Barnard graduated from the University of Memphis in Tennessee with a degree in English, and said that she always had passion for working with books, sharing some of the work experiences she had before arriving at FSU.
“I have always worked with books, and that has always been my driving passion … books and literacy, and getting books into people’s hands, and getting people involved in literacy activities, whether that’s through a library or a bookstore,” she said.
Barnard said in the past she worked in multiple book stores, a public library for five years, and then 10 years as an audio book editor for the “Books for the Blind” program, which is operated by the National Library Service.
“We were narrating the books, and keeping in mind that we weren’t trying to create a character for our readers, but more to just let the readers create the characters on their own, because [the audiobooks are] for a population who maybe didn’t have access to print materials,” she said.

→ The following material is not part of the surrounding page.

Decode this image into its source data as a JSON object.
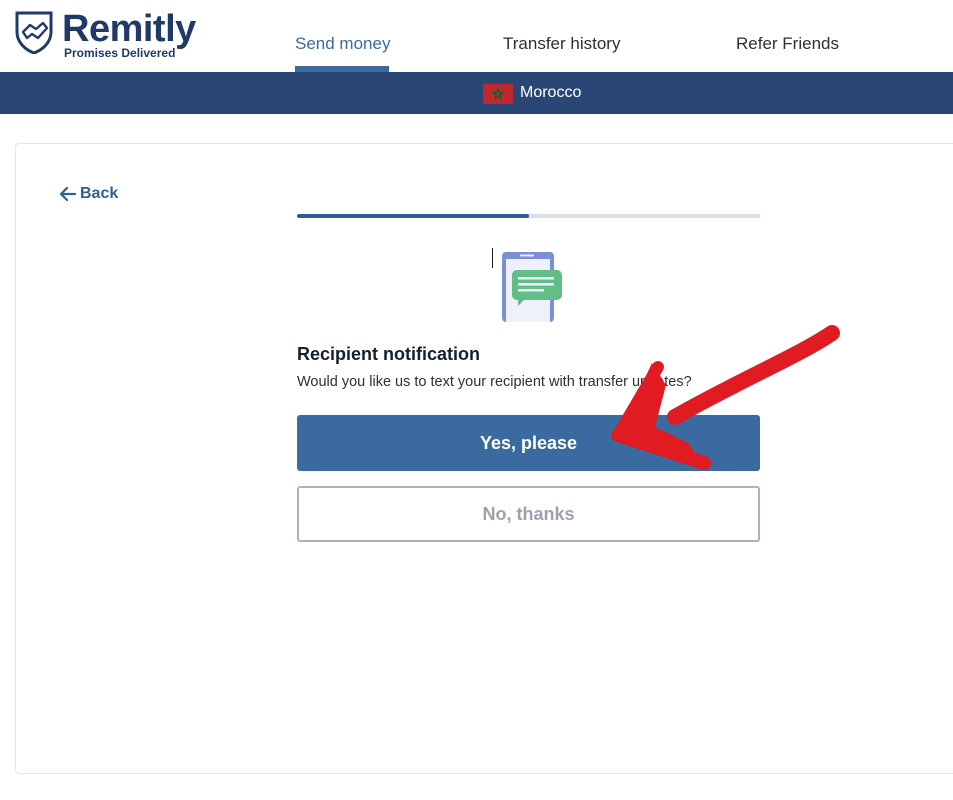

When asked about her goals as the engagement coordinator of the library, Barnard said she was excited to work with students and committed to making sure students felt at home in the library, and that any relevant issues they had would be acknowledged.
“I want to work with the students who are here, and I want to make sure that we are creating not just programming that’s fun and engaging, but just making sure that all of our students here at Framingham State feel welcome in the library,” she said.
Barnard then spoke about the position she was filling, and how she was adapting to the new role. She added that she was “kind of creating it” as she gained more experience.
“One of my primary goals is to work with students and student groups across campus to make sure that the library is first and foremost a welcome and inviting place,” she said.
She added that she wants everyone to feel comfortable entering the library’s doors, “no matter if you’re a grad student, an undergrad, commuter students, continuing education – we want everyone to feel comfortable.”
Barnard said that she was also excited to work with these groups of students and find more ways to get them “involved in the library,” saying she wants to host events and book discussions.
She also emphasized that she wanted to find ways for students to have “a lot of buy-in,” and to “feel like the library is their space.”
Barnard said the position and her career at Framingham were relatively new, both starting in January. She added that she has only facilitated one event so far, the first of three discussions on “The 1619 Project,” which took place Feb.14.
She said that while it was the first event she’s hosted at FSU, it wasn’t her first ever, and she hosted numerous events at a previous job – a public library in western Tennessee. Barnard added she has experience hosting book discussions, author talks, and other events of that nature from her time at the library and multiple bookstores.
Barnard said “The 1619 Project” will have two more meetings over Zoom Feb. 23 and Feb. 28 which can be accessed through the latest Campus Currents email. Her plans are to discuss the content of the 1619 project not yet touched upon, and the media backlash the project has received.
She explained her role as a facilitator of book discussions and how she tries to incorporate questions that can engage a wide range of readers. She said that it’s important to take into account the people that “only read the essays they’re interested in, or [those who] might not have time to get through everything.”
“I try to create questions and discussions that are a little more open, so that even if you didn’t read the whole thing, you can still feel like you can participate. So, instead of saying, ‘we’re going to discuss chapters five and six today,’ … I more want to discuss overarching themes,” she said.
Barnard said she is excited to explore and collaborate with more student groups as time goes on, and she is enjoying getting to know people around campus, as well as settling with her recent move to Massachusetts.
“It’s a beautiful campus … Everyone has been so nice! It’s a very welcoming environment. I think that the school is incredibly welcoming – I feel very comfortable here, and that is just a testament to the great students and staff and faculty of this University,” she said.